YOUR GOAL » Set down the records that follow in full and without changes.

(Entries from a dataset of interfaces)

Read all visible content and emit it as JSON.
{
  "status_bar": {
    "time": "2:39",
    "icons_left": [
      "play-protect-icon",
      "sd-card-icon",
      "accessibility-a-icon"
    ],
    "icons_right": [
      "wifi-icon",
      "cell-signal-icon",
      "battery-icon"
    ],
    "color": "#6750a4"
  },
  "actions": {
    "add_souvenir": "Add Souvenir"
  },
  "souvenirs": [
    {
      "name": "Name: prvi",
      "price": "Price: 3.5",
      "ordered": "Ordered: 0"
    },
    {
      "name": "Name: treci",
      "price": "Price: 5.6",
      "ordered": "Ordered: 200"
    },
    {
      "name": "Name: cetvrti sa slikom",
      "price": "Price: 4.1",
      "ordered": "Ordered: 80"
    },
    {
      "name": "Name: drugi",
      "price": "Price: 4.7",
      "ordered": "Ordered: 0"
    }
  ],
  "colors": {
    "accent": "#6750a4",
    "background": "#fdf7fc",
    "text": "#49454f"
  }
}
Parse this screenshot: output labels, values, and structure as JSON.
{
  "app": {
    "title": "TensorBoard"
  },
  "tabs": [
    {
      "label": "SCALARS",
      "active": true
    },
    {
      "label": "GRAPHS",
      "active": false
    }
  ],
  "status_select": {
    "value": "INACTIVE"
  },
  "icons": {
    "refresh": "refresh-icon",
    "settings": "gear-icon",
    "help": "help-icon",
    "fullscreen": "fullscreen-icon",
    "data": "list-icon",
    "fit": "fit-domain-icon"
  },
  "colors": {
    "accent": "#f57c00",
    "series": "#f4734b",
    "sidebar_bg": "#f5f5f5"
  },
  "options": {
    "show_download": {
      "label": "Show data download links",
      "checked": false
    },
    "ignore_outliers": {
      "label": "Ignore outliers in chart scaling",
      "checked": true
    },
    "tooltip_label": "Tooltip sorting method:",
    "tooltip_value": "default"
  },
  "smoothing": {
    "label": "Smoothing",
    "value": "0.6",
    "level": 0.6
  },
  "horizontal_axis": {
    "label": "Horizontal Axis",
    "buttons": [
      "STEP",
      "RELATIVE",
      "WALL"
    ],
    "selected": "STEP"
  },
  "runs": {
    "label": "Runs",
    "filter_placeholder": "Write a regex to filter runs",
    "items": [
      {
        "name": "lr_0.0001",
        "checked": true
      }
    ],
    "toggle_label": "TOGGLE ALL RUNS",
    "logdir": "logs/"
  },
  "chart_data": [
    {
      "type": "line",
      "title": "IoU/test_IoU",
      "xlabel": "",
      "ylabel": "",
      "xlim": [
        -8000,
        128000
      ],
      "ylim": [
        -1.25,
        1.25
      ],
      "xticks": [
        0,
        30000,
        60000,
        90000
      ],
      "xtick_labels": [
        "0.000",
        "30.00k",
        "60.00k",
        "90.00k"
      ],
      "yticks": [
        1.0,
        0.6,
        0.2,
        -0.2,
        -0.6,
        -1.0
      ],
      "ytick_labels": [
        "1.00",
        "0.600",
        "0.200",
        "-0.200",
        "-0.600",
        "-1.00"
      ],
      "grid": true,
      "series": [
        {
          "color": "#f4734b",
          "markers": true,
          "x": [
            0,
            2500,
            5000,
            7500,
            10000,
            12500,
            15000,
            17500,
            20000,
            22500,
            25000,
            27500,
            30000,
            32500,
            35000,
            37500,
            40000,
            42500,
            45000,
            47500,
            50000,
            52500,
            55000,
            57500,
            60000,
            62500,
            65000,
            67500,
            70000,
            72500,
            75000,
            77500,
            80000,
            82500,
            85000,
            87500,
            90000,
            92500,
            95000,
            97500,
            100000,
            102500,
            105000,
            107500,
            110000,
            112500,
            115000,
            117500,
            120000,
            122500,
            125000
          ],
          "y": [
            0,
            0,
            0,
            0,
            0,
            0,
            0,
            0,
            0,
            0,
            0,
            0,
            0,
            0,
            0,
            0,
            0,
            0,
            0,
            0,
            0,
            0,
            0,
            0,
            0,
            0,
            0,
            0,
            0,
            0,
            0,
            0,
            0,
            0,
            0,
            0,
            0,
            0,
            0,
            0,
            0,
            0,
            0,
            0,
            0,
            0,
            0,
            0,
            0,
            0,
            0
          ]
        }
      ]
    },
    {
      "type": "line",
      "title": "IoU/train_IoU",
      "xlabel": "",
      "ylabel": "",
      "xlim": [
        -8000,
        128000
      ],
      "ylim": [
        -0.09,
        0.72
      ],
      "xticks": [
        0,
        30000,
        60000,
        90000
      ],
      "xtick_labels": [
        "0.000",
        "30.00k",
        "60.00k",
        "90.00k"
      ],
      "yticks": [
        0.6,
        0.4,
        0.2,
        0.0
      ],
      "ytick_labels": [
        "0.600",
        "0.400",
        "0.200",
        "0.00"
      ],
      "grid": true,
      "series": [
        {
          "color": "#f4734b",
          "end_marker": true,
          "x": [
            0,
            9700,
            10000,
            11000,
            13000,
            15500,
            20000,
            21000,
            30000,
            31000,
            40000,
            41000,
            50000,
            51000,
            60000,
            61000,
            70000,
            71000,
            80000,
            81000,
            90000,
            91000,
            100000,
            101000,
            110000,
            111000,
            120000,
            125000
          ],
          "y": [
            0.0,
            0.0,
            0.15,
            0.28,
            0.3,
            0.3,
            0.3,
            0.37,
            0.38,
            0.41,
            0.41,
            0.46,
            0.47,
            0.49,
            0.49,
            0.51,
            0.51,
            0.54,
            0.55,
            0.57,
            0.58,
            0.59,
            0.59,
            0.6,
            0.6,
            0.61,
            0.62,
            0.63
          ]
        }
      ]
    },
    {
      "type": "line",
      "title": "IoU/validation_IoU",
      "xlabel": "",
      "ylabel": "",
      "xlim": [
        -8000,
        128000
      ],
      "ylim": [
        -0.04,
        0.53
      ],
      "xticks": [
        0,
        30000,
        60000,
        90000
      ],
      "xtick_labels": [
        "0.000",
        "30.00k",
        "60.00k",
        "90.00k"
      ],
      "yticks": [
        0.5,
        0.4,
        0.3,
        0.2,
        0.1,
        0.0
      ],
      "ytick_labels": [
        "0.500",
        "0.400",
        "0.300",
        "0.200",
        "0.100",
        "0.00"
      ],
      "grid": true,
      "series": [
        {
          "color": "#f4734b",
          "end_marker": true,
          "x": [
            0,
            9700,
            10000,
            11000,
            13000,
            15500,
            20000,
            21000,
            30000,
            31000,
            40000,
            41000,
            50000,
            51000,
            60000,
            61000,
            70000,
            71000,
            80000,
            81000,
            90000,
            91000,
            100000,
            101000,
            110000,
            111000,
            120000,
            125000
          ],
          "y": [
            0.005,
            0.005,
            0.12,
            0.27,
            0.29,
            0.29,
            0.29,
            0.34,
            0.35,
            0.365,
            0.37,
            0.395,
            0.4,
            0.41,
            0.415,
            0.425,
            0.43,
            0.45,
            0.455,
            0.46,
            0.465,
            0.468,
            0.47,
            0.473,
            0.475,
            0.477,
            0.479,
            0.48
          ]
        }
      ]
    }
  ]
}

EXPECTED OUTPUT »
Read all visible content and emit it as JSON.
{
  "status_bar": {
    "time": "2:39",
    "icons_left": [
      "play-protect-icon",
      "sd-card-icon",
      "accessibility-a-icon"
    ],
    "icons_right": [
      "wifi-icon",
      "cell-signal-icon",
      "battery-icon"
    ],
    "color": "#6750a4"
  },
  "actions": {
    "add_souvenir": "Add Souvenir"
  },
  "souvenirs": [
    {
      "name": "Name: prvi",
      "price": "Price: 3.5",
      "ordered": "Ordered: 0"
    },
    {
      "name": "Name: treci",
      "price": "Price: 5.6",
      "ordered": "Ordered: 200"
    },
    {
      "name": "Name: cetvrti sa slikom",
      "price": "Price: 4.1",
      "ordered": "Ordered: 80"
    },
    {
      "name": "Name: drugi",
      "price": "Price: 4.7",
      "ordered": "Ordered: 0"
    }
  ],
  "colors": {
    "accent": "#6750a4",
    "background": "#fdf7fc",
    "text": "#49454f"
  }
}
Parse this screenshot: output labels, values, and structure as JSON.
{
  "app": {
    "title": "TensorBoard"
  },
  "tabs": [
    {
      "label": "SCALARS",
      "active": true
    },
    {
      "label": "GRAPHS",
      "active": false
    }
  ],
  "status_select": {
    "value": "INACTIVE"
  },
  "icons": {
    "refresh": "refresh-icon",
    "settings": "gear-icon",
    "help": "help-icon",
    "fullscreen": "fullscreen-icon",
    "data": "list-icon",
    "fit": "fit-domain-icon"
  },
  "colors": {
    "accent": "#f57c00",
    "series": "#f4734b",
    "sidebar_bg": "#f5f5f5"
  },
  "options": {
    "show_download": {
      "label": "Show data download links",
      "checked": false
    },
    "ignore_outliers": {
      "label": "Ignore outliers in chart scaling",
      "checked": true
    },
    "tooltip_label": "Tooltip sorting method:",
    "tooltip_value": "default"
  },
  "smoothing": {
    "label": "Smoothing",
    "value": "0.6",
    "level": 0.6
  },
  "horizontal_axis": {
    "label": "Horizontal Axis",
    "buttons": [
      "STEP",
      "RELATIVE",
      "WALL"
    ],
    "selected": "STEP"
  },
  "runs": {
    "label": "Runs",
    "filter_placeholder": "Write a regex to filter runs",
    "items": [
      {
        "name": "lr_0.0001",
        "checked": true
      }
    ],
    "toggle_label": "TOGGLE ALL RUNS",
    "logdir": "logs/"
  },
  "chart_data": [
    {
      "type": "line",
      "title": "IoU/test_IoU",
      "xlabel": "",
      "ylabel": "",
      "xlim": [
        -8000,
        128000
      ],
      "ylim": [
        -1.25,
        1.25
      ],
      "xticks": [
        0,
        30000,
        60000,
        90000
      ],
      "xtick_labels": [
        "0.000",
        "30.00k",
        "60.00k",
        "90.00k"
      ],
      "yticks": [
        1.0,
        0.6,
        0.2,
        -0.2,
        -0.6,
        -1.0
      ],
      "ytick_labels": [
        "1.00",
        "0.600",
        "0.200",
        "-0.200",
        "-0.600",
        "-1.00"
      ],
      "grid": true,
      "series": [
        {
          "color": "#f4734b",
          "markers": true,
          "x": [
            0,
            2500,
            5000,
            7500,
            10000,
            12500,
            15000,
            17500,
            20000,
            22500,
            25000,
            27500,
            30000,
            32500,
            35000,
            37500,
            40000,
            42500,
            45000,
            47500,
            50000,
            52500,
            55000,
            57500,
            60000,
            62500,
            65000,
            67500,
            70000,
            72500,
            75000,
            77500,
            80000,
            82500,
            85000,
            87500,
            90000,
            92500,
            95000,
            97500,
            100000,
            102500,
            105000,
            107500,
            110000,
            112500,
            115000,
            117500,
            120000,
            122500,
            125000
          ],
          "y": [
            0,
            0,
            0,
            0,
            0,
            0,
            0,
            0,
            0,
            0,
            0,
            0,
            0,
            0,
            0,
            0,
            0,
            0,
            0,
            0,
            0,
            0,
            0,
            0,
            0,
            0,
            0,
            0,
            0,
            0,
            0,
            0,
            0,
            0,
            0,
            0,
            0,
            0,
            0,
            0,
            0,
            0,
            0,
            0,
            0,
            0,
            0,
            0,
            0,
            0,
            0
          ]
        }
      ]
    },
    {
      "type": "line",
      "title": "IoU/train_IoU",
      "xlabel": "",
      "ylabel": "",
      "xlim": [
        -8000,
        128000
      ],
      "ylim": [
        -0.09,
        0.72
      ],
      "xticks": [
        0,
        30000,
        60000,
        90000
      ],
      "xtick_labels": [
        "0.000",
        "30.00k",
        "60.00k",
        "90.00k"
      ],
      "yticks": [
        0.6,
        0.4,
        0.2,
        0.0
      ],
      "ytick_labels": [
        "0.600",
        "0.400",
        "0.200",
        "0.00"
      ],
      "grid": true,
      "series": [
        {
          "color": "#f4734b",
          "end_marker": true,
          "x": [
            0,
            9700,
            10000,
            11000,
            13000,
            15500,
            20000,
            21000,
            30000,
            31000,
            40000,
            41000,
            50000,
            51000,
            60000,
            61000,
            70000,
            71000,
            80000,
            81000,
            90000,
            91000,
            100000,
            101000,
            110000,
            111000,
            120000,
            125000
          ],
          "y": [
            0.0,
            0.0,
            0.15,
            0.28,
            0.3,
            0.3,
            0.3,
            0.37,
            0.38,
            0.41,
            0.41,
            0.46,
            0.47,
            0.49,
            0.49,
            0.51,
            0.51,
            0.54,
            0.55,
            0.57,
            0.58,
            0.59,
            0.59,
            0.6,
            0.6,
            0.61,
            0.62,
            0.63
          ]
        }
      ]
    },
    {
      "type": "line",
      "title": "IoU/validation_IoU",
      "xlabel": "",
      "ylabel": "",
      "xlim": [
        -8000,
        128000
      ],
      "ylim": [
        -0.04,
        0.53
      ],
      "xticks": [
        0,
        30000,
        60000,
        90000
      ],
      "xtick_labels": [
        "0.000",
        "30.00k",
        "60.00k",
        "90.00k"
      ],
      "yticks": [
        0.5,
        0.4,
        0.3,
        0.2,
        0.1,
        0.0
      ],
      "ytick_labels": [
        "0.500",
        "0.400",
        "0.300",
        "0.200",
        "0.100",
        "0.00"
      ],
      "grid": true,
      "series": [
        {
          "color": "#f4734b",
          "end_marker": true,
          "x": [
            0,
            9700,
            10000,
            11000,
            13000,
            15500,
            20000,
            21000,
            30000,
            31000,
            40000,
            41000,
            50000,
            51000,
            60000,
            61000,
            70000,
            71000,
            80000,
            81000,
            90000,
            91000,
            100000,
            101000,
            110000,
            111000,
            120000,
            125000
          ],
          "y": [
            0.005,
            0.005,
            0.12,
            0.27,
            0.29,
            0.29,
            0.29,
            0.34,
            0.35,
            0.365,
            0.37,
            0.395,
            0.4,
            0.41,
            0.415,
            0.425,
            0.43,
            0.45,
            0.455,
            0.46,
            0.465,
            0.468,
            0.47,
            0.473,
            0.475,
            0.477,
            0.479,
            0.48
          ]
        }
      ]
    }
  ]
}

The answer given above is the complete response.